STUDY MATERIAL:
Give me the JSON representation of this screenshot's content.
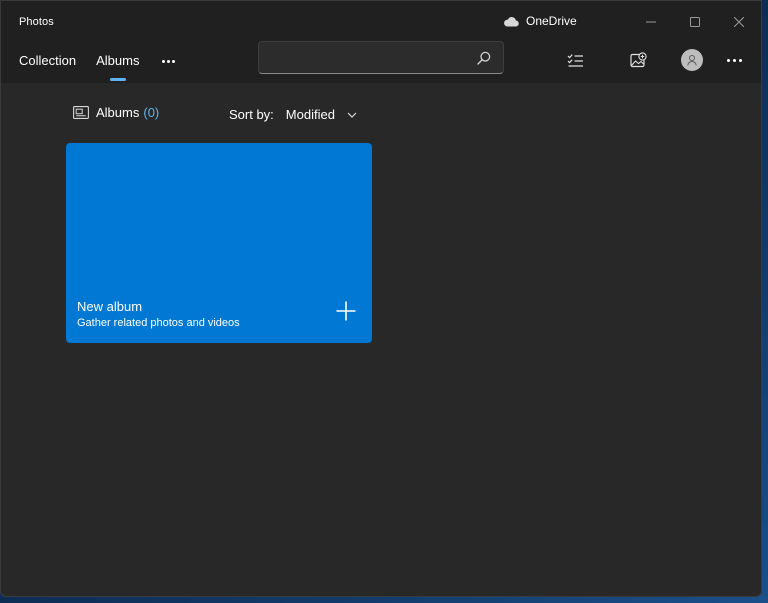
{
  "app": {
    "title": "Photos",
    "onedrive_label": "OneDrive"
  },
  "nav": {
    "tabs": [
      {
        "label": "Collection",
        "active": false
      },
      {
        "label": "Albums",
        "active": true
      }
    ]
  },
  "search": {
    "value": "",
    "placeholder": ""
  },
  "albums": {
    "heading": "Albums",
    "count": "(0)",
    "sort_label": "Sort by:",
    "sort_value": "Modified"
  },
  "new_album_card": {
    "title": "New album",
    "subtitle": "Gather related photos and videos"
  },
  "icons": {
    "onedrive": "cloud-icon",
    "minimize": "minimize-icon",
    "maximize": "maximize-icon",
    "close": "close-icon",
    "more_tabs": "more-horizontal-icon",
    "search": "search-icon",
    "select": "checklist-icon",
    "import": "import-photo-icon",
    "account": "person-icon",
    "more_app": "more-horizontal-icon",
    "albums": "album-icon",
    "sort": "chevron-down-icon",
    "add": "plus-icon"
  },
  "colors": {
    "accent": "#0078d4",
    "accent_text": "#5eb3f0",
    "window_bg": "#282828",
    "titlebar_bg": "#202020"
  }
}
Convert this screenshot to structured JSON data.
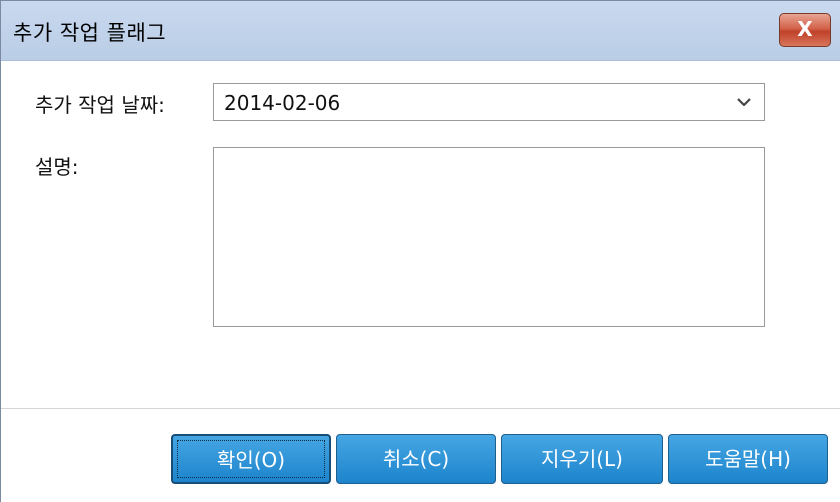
{
  "window": {
    "title": "추가 작업 플래그",
    "close_label": "X"
  },
  "form": {
    "date_label": "추가 작업 날짜:",
    "date_value": "2014-02-06",
    "description_label": "설명:",
    "description_value": ""
  },
  "buttons": {
    "ok": "확인(O)",
    "cancel": "취소(C)",
    "clear": "지우기(L)",
    "help": "도움말(H)"
  },
  "colors": {
    "titlebar": "#c9d9ef",
    "button_blue": "#2b90d6",
    "close_red": "#c94a33"
  }
}
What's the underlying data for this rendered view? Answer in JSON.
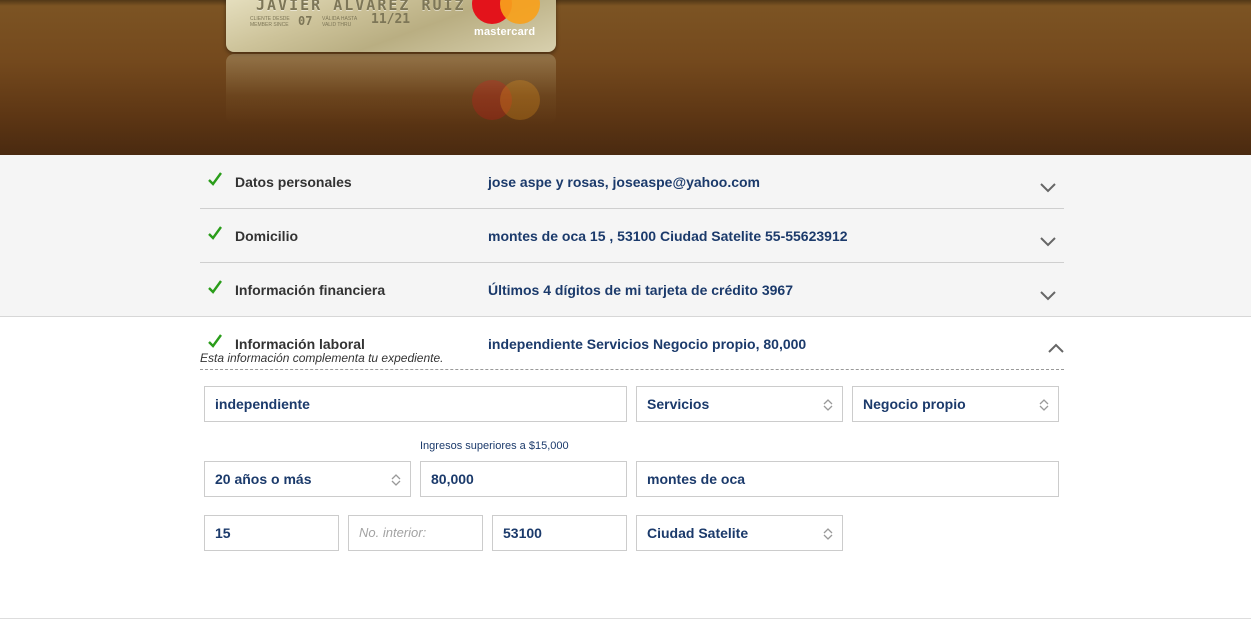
{
  "hero": {
    "card_name": "JAVIER ALVAREZ RUIZ",
    "card_since_label": "CLIENTE DESDE MEMBER SINCE",
    "card_since": "07",
    "card_valid_label": "VÁLIDA HASTA VALID THRU",
    "card_expiry": "11/21",
    "brand": "mastercard"
  },
  "sections": [
    {
      "title": "Datos personales",
      "summary": "jose aspe y rosas, joseaspe@yahoo.com",
      "status": "complete"
    },
    {
      "title": "Domicilio",
      "summary": "montes de oca 15 , 53100 Ciudad Satelite 55-55623912",
      "status": "complete"
    },
    {
      "title": "Información financiera",
      "summary": "Últimos 4 dígitos de mi tarjeta de crédito 3967",
      "status": "complete"
    },
    {
      "title": "Información laboral",
      "summary": "independiente Servicios Negocio propio, 80,000",
      "status": "complete",
      "subtitle": "Esta información complementa tu expediente."
    }
  ],
  "form": {
    "employment_type": "independiente",
    "sector": "Servicios",
    "occupation": "Negocio propio",
    "seniority": "20 años o más",
    "income_hint": "Ingresos superiores a $15,000",
    "income": "80,000",
    "street": "montes de oca",
    "ext_number": "15",
    "int_number_placeholder": "No. interior:",
    "zip": "53100",
    "colony": "Ciudad Satelite"
  },
  "colors": {
    "accent_navy": "#1b3a6b",
    "check_green": "#2a9d1a",
    "hero_brown": "#74491d"
  }
}
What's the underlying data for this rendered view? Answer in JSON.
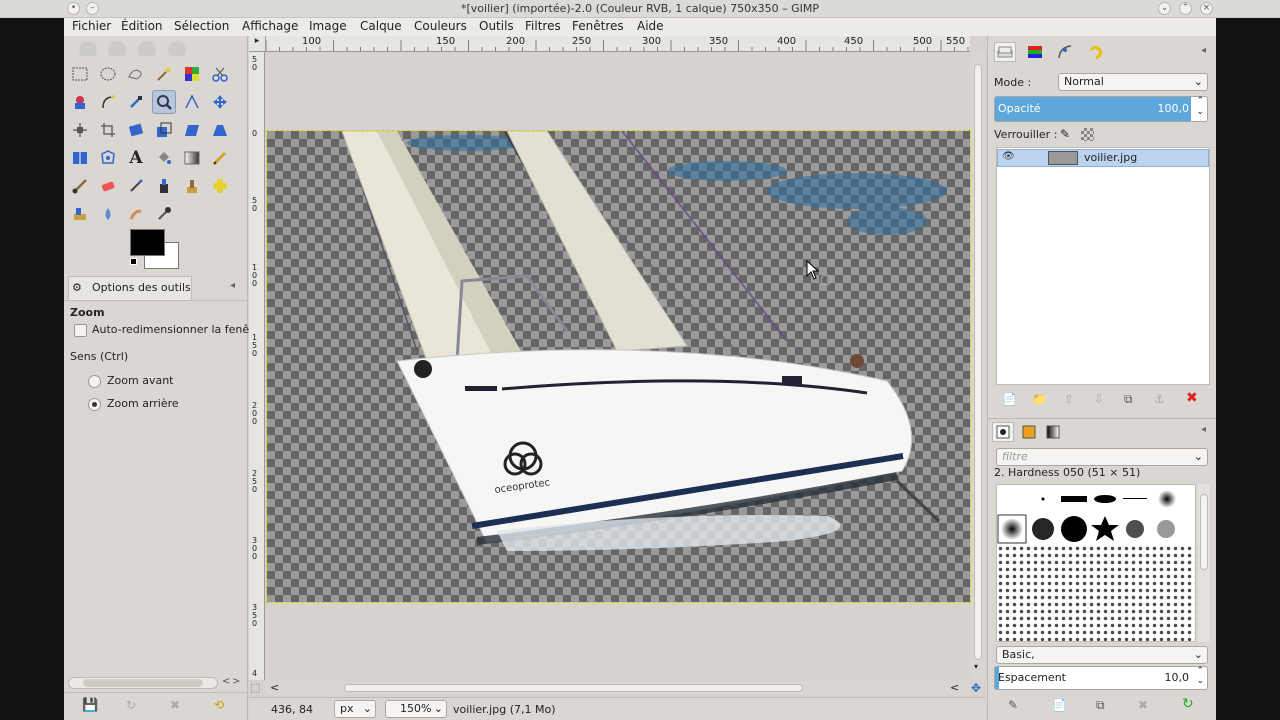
{
  "window": {
    "title": "*[voilier] (importée)-2.0 (Couleur RVB, 1 calque) 750x350 – GIMP"
  },
  "menu": [
    "Fichier",
    "Édition",
    "Sélection",
    "Affichage",
    "Image",
    "Calque",
    "Couleurs",
    "Outils",
    "Filtres",
    "Fenêtres",
    "Aide"
  ],
  "toolbox": {
    "options_tab": "Options des outils",
    "tool_name": "Zoom",
    "auto_resize": "Auto-redimensionner la fenêt",
    "direction_label": "Sens (Ctrl)",
    "zoom_in": "Zoom avant",
    "zoom_out": "Zoom arrière",
    "zoom_out_selected": true
  },
  "rulers": {
    "h_ticks": [
      "100",
      "150",
      "200",
      "250",
      "300",
      "350",
      "400",
      "450",
      "500",
      "550"
    ],
    "v_ticks": [
      "5\n0",
      "0",
      "5\n0",
      "1\n0\n0",
      "1\n5\n0",
      "2\n0\n0",
      "2\n5\n0",
      "3\n0\n0",
      "3\n5\n0",
      "4"
    ]
  },
  "status": {
    "coords": "436, 84",
    "unit": "px",
    "zoom": "150%",
    "file_info": "voilier.jpg (7,1 Mo)"
  },
  "layers": {
    "mode_label": "Mode :",
    "mode_value": "Normal",
    "opacity_label": "Opacité",
    "opacity_value": "100,0",
    "opacity": 1.0,
    "lock_label": "Verrouiller :",
    "layer_name": "voilier.jpg"
  },
  "brushes": {
    "filter_placeholder": "filtre",
    "brush_name": "2. Hardness 050 (51 × 51)",
    "tag_value": "Basic,",
    "spacing_label": "Espacement",
    "spacing_value": "10,0",
    "spacing": 0.1
  },
  "image": {
    "logo_text": "oceoprotec"
  },
  "colors": {
    "foreground": "#000000",
    "background": "#ffffff",
    "accent": "#5ea7dc",
    "selection": "#bcd3ee"
  }
}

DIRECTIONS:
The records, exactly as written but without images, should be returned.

RESULT OF THE TASK:
Give me the JSON representation of this screenshot's content.
{
  "app": {
    "title": "Photos",
    "onedrive_label": "OneDrive"
  },
  "nav": {
    "tabs": [
      {
        "label": "Collection",
        "active": false
      },
      {
        "label": "Albums",
        "active": true
      }
    ]
  },
  "search": {
    "value": "",
    "placeholder": ""
  },
  "albums": {
    "heading": "Albums",
    "count": "(0)",
    "sort_label": "Sort by:",
    "sort_value": "Modified"
  },
  "new_album_card": {
    "title": "New album",
    "subtitle": "Gather related photos and videos"
  },
  "icons": {
    "onedrive": "cloud-icon",
    "minimize": "minimize-icon",
    "maximize": "maximize-icon",
    "close": "close-icon",
    "more_tabs": "more-horizontal-icon",
    "search": "search-icon",
    "select": "checklist-icon",
    "import": "import-photo-icon",
    "account": "person-icon",
    "more_app": "more-horizontal-icon",
    "albums": "album-icon",
    "sort": "chevron-down-icon",
    "add": "plus-icon"
  },
  "colors": {
    "accent": "#0078d4",
    "accent_text": "#5eb3f0",
    "window_bg": "#282828",
    "titlebar_bg": "#202020"
  }
}
Convert this screenshot to structured JSON data.
{
  "window": {
    "title": "추가 작업 플래그",
    "close_label": "X"
  },
  "form": {
    "date_label": "추가 작업 날짜:",
    "date_value": "2014-02-06",
    "description_label": "설명:",
    "description_value": ""
  },
  "buttons": {
    "ok": "확인(O)",
    "cancel": "취소(C)",
    "clear": "지우기(L)",
    "help": "도움말(H)"
  },
  "colors": {
    "titlebar": "#c9d9ef",
    "button_blue": "#2b90d6",
    "close_red": "#c94a33"
  }
}
What's the underlying data for this rendered view? Answer in JSON.
{
  "hero": {
    "card_name": "JAVIER ALVAREZ RUIZ",
    "card_since_label": "CLIENTE DESDE MEMBER SINCE",
    "card_since": "07",
    "card_valid_label": "VÁLIDA HASTA VALID THRU",
    "card_expiry": "11/21",
    "brand": "mastercard"
  },
  "sections": [
    {
      "title": "Datos personales",
      "summary": "jose aspe y rosas, joseaspe@yahoo.com",
      "status": "complete"
    },
    {
      "title": "Domicilio",
      "summary": "montes de oca 15 , 53100 Ciudad Satelite 55-55623912",
      "status": "complete"
    },
    {
      "title": "Información financiera",
      "summary": "Últimos 4 dígitos de mi tarjeta de crédito 3967",
      "status": "complete"
    },
    {
      "title": "Información laboral",
      "summary": "independiente Servicios Negocio propio, 80,000",
      "status": "complete",
      "subtitle": "Esta información complementa tu expediente."
    }
  ],
  "form": {
    "employment_type": "independiente",
    "sector": "Servicios",
    "occupation": "Negocio propio",
    "seniority": "20 años o más",
    "income_hint": "Ingresos superiores a $15,000",
    "income": "80,000",
    "street": "montes de oca",
    "ext_number": "15",
    "int_number_placeholder": "No. interior:",
    "zip": "53100",
    "colony": "Ciudad Satelite"
  },
  "colors": {
    "accent_navy": "#1b3a6b",
    "check_green": "#2a9d1a",
    "hero_brown": "#74491d"
  }
}
What's the underlying data for this rendered view? Answer in JSON.
{
  "window": {
    "title": "*[voilier] (importée)-2.0 (Couleur RVB, 1 calque) 750x350 – GIMP"
  },
  "menu": [
    "Fichier",
    "Édition",
    "Sélection",
    "Affichage",
    "Image",
    "Calque",
    "Couleurs",
    "Outils",
    "Filtres",
    "Fenêtres",
    "Aide"
  ],
  "toolbox": {
    "options_tab": "Options des outils",
    "tool_name": "Zoom",
    "auto_resize": "Auto-redimensionner la fenêt",
    "direction_label": "Sens (Ctrl)",
    "zoom_in": "Zoom avant",
    "zoom_out": "Zoom arrière",
    "zoom_out_selected": true
  },
  "rulers": {
    "h_ticks": [
      "100",
      "150",
      "200",
      "250",
      "300",
      "350",
      "400",
      "450",
      "500",
      "550"
    ],
    "v_ticks": [
      "5\n0",
      "0",
      "5\n0",
      "1\n0\n0",
      "1\n5\n0",
      "2\n0\n0",
      "2\n5\n0",
      "3\n0\n0",
      "3\n5\n0",
      "4"
    ]
  },
  "status": {
    "coords": "436, 84",
    "unit": "px",
    "zoom": "150%",
    "file_info": "voilier.jpg (7,1 Mo)"
  },
  "layers": {
    "mode_label": "Mode :",
    "mode_value": "Normal",
    "opacity_label": "Opacité",
    "opacity_value": "100,0",
    "opacity": 1.0,
    "lock_label": "Verrouiller :",
    "layer_name": "voilier.jpg"
  },
  "brushes": {
    "filter_placeholder": "filtre",
    "brush_name": "2. Hardness 050 (51 × 51)",
    "tag_value": "Basic,",
    "spacing_label": "Espacement",
    "spacing_value": "10,0",
    "spacing": 0.1
  },
  "image": {
    "logo_text": "oceoprotec"
  },
  "colors": {
    "foreground": "#000000",
    "background": "#ffffff",
    "accent": "#5ea7dc",
    "selection": "#bcd3ee"
  }
}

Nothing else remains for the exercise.